■ **Assigned task**: Leaving out the images, reproduce every line of the data that follows exactly.

Data records for software interfaces:
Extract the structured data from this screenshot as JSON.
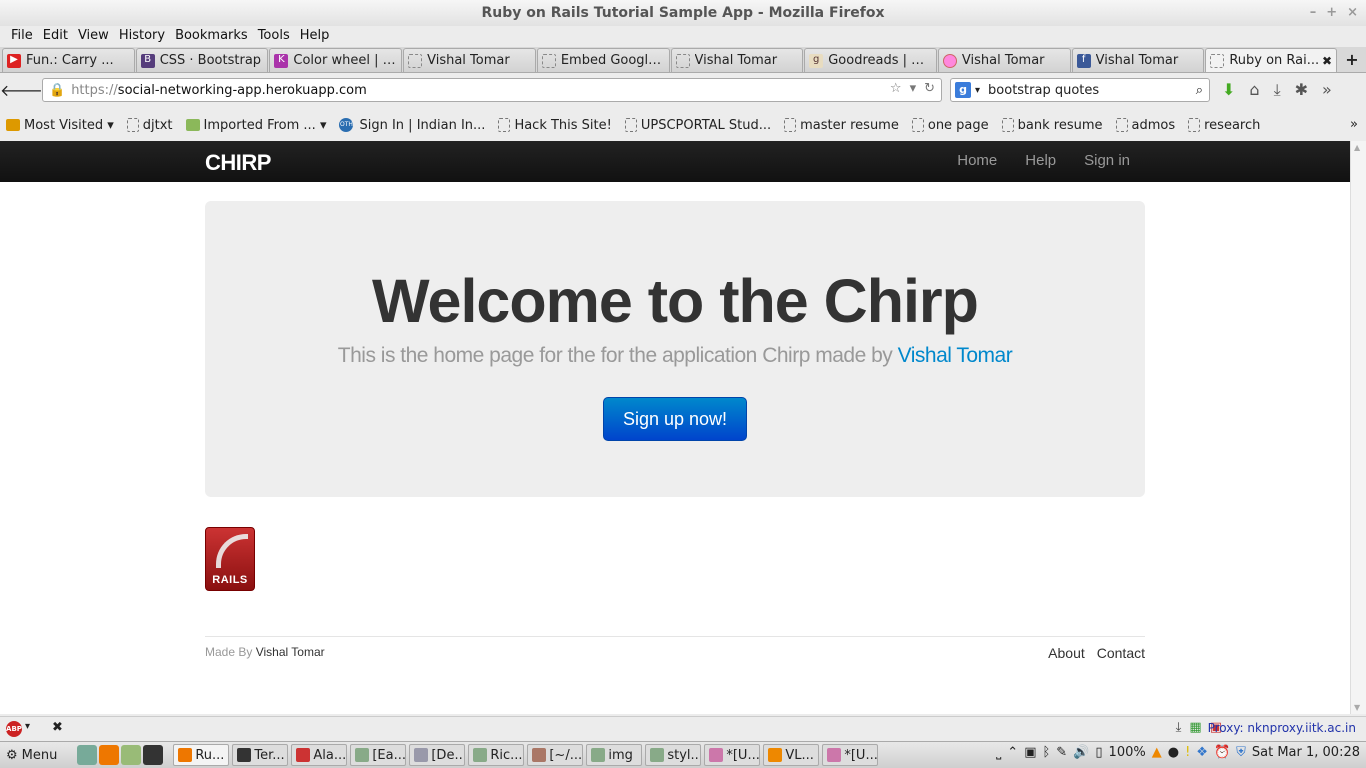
{
  "window": {
    "title": "Ruby on Rails Tutorial Sample App - Mozilla Firefox",
    "min": "–",
    "max": "+",
    "close": "×"
  },
  "menu": [
    "File",
    "Edit",
    "View",
    "History",
    "Bookmarks",
    "Tools",
    "Help"
  ],
  "tabs": [
    {
      "label": "Fun.: Carry ...",
      "icon": "youtube-icon"
    },
    {
      "label": "CSS · Bootstrap",
      "icon": "bootstrap-icon"
    },
    {
      "label": "Color wheel | C...",
      "icon": "colorwheel-icon"
    },
    {
      "label": "Vishal Tomar",
      "icon": "blank-page-icon"
    },
    {
      "label": "Embed Google...",
      "icon": "blank-page-icon"
    },
    {
      "label": "Vishal Tomar",
      "icon": "blank-page-icon"
    },
    {
      "label": "Goodreads | Q...",
      "icon": "goodreads-icon"
    },
    {
      "label": "Vishal Tomar",
      "icon": "stamp-icon"
    },
    {
      "label": "Vishal Tomar",
      "icon": "facebook-icon"
    },
    {
      "label": "Ruby on Rai...",
      "icon": "blank-page-icon",
      "active": true
    }
  ],
  "nav": {
    "url_proto": "https://",
    "url_host": "social-networking-app.herokuapp.com",
    "search_value": "bootstrap quotes"
  },
  "bookmarks": [
    {
      "label": "Most Visited ▾",
      "icon": "most-visited-icon"
    },
    {
      "label": "djtxt",
      "icon": "blank-page-icon"
    },
    {
      "label": "Imported From ... ▾",
      "icon": "folder-icon"
    },
    {
      "label": "Sign In | Indian In...",
      "icon": "oth-icon"
    },
    {
      "label": "Hack This Site!",
      "icon": "blank-page-icon"
    },
    {
      "label": "UPSCPORTAL Stud...",
      "icon": "blank-page-icon"
    },
    {
      "label": "master resume",
      "icon": "blank-page-icon"
    },
    {
      "label": "one page",
      "icon": "blank-page-icon"
    },
    {
      "label": "bank resume",
      "icon": "blank-page-icon"
    },
    {
      "label": "admos",
      "icon": "blank-page-icon"
    },
    {
      "label": "research",
      "icon": "blank-page-icon"
    }
  ],
  "site": {
    "brand": "CHIRP",
    "links": [
      "Home",
      "Help",
      "Sign in"
    ],
    "hero_title": "Welcome to the Chirp",
    "hero_sub": "This is the home page for the for the application Chirp made by ",
    "hero_author": "Vishal Tomar",
    "signup_label": "Sign up now!",
    "rails_text": "RAILS",
    "footer_made": "Made By ",
    "footer_author": "Vishal Tomar",
    "footer_links": [
      "About",
      "Contact"
    ]
  },
  "addon": {
    "abp": "ABP",
    "proxy": "Proxy: nknproxy.iitk.ac.in"
  },
  "taskbar": {
    "menu_label": "Menu",
    "items": [
      "Ru...",
      "Ter...",
      "Ala...",
      "[Ea...",
      "[De...",
      "Ric...",
      "[~/...",
      "img",
      "styl...",
      "*[U...",
      "VL...",
      "*[U..."
    ],
    "battery": "100%",
    "clock": "Sat Mar  1, 00:28"
  },
  "colors": {
    "link": "#0088cc",
    "navbar": "#1b1b1b",
    "button": "#0066cc"
  }
}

■ **Response**:
Extract the structured data from this screenshot as JSON.
{
  "window": {
    "title": "Ruby on Rails Tutorial Sample App - Mozilla Firefox",
    "min": "–",
    "max": "+",
    "close": "×"
  },
  "menu": [
    "File",
    "Edit",
    "View",
    "History",
    "Bookmarks",
    "Tools",
    "Help"
  ],
  "tabs": [
    {
      "label": "Fun.: Carry ...",
      "icon": "youtube-icon"
    },
    {
      "label": "CSS · Bootstrap",
      "icon": "bootstrap-icon"
    },
    {
      "label": "Color wheel | C...",
      "icon": "colorwheel-icon"
    },
    {
      "label": "Vishal Tomar",
      "icon": "blank-page-icon"
    },
    {
      "label": "Embed Google...",
      "icon": "blank-page-icon"
    },
    {
      "label": "Vishal Tomar",
      "icon": "blank-page-icon"
    },
    {
      "label": "Goodreads | Q...",
      "icon": "goodreads-icon"
    },
    {
      "label": "Vishal Tomar",
      "icon": "stamp-icon"
    },
    {
      "label": "Vishal Tomar",
      "icon": "facebook-icon"
    },
    {
      "label": "Ruby on Rai...",
      "icon": "blank-page-icon",
      "active": true
    }
  ],
  "nav": {
    "url_proto": "https://",
    "url_host": "social-networking-app.herokuapp.com",
    "search_value": "bootstrap quotes"
  },
  "bookmarks": [
    {
      "label": "Most Visited ▾",
      "icon": "most-visited-icon"
    },
    {
      "label": "djtxt",
      "icon": "blank-page-icon"
    },
    {
      "label": "Imported From ... ▾",
      "icon": "folder-icon"
    },
    {
      "label": "Sign In | Indian In...",
      "icon": "oth-icon"
    },
    {
      "label": "Hack This Site!",
      "icon": "blank-page-icon"
    },
    {
      "label": "UPSCPORTAL Stud...",
      "icon": "blank-page-icon"
    },
    {
      "label": "master resume",
      "icon": "blank-page-icon"
    },
    {
      "label": "one page",
      "icon": "blank-page-icon"
    },
    {
      "label": "bank resume",
      "icon": "blank-page-icon"
    },
    {
      "label": "admos",
      "icon": "blank-page-icon"
    },
    {
      "label": "research",
      "icon": "blank-page-icon"
    }
  ],
  "site": {
    "brand": "CHIRP",
    "links": [
      "Home",
      "Help",
      "Sign in"
    ],
    "hero_title": "Welcome to the Chirp",
    "hero_sub": "This is the home page for the for the application Chirp made by ",
    "hero_author": "Vishal Tomar",
    "signup_label": "Sign up now!",
    "rails_text": "RAILS",
    "footer_made": "Made By ",
    "footer_author": "Vishal Tomar",
    "footer_links": [
      "About",
      "Contact"
    ]
  },
  "addon": {
    "abp": "ABP",
    "proxy": "Proxy: nknproxy.iitk.ac.in"
  },
  "taskbar": {
    "menu_label": "Menu",
    "items": [
      "Ru...",
      "Ter...",
      "Ala...",
      "[Ea...",
      "[De...",
      "Ric...",
      "[~/...",
      "img",
      "styl...",
      "*[U...",
      "VL...",
      "*[U..."
    ],
    "battery": "100%",
    "clock": "Sat Mar  1, 00:28"
  },
  "colors": {
    "link": "#0088cc",
    "navbar": "#1b1b1b",
    "button": "#0066cc"
  }
}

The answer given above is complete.